Â If you look at the second row, that's the reconstruction of the random sample by

Â the deep autoencoder that uses 30 linear hidden units in its central layer.

Â So the data has been compressed to 30 real numbers and then reconstructed.

Â If you look at the eight, you can see that the reconstruction is actually

Â better than the eight. It's got rid of the little defect in the

Â eight because it doesn't have the capacity to encode it.

Â If you compare that with linear principal commands analysis, you can see it's much

Â better.

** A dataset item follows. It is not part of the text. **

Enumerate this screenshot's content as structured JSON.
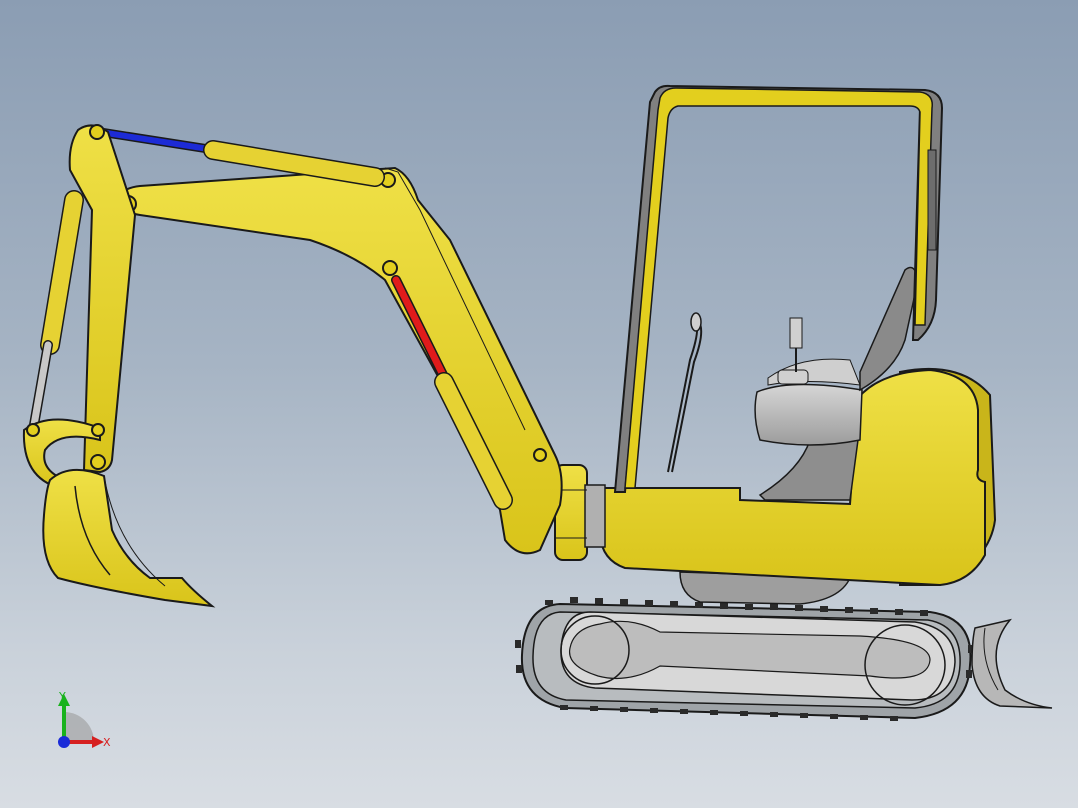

A linear mapping to 30 real numbers

Â cannot do nearly as good a job of representing the data.

Â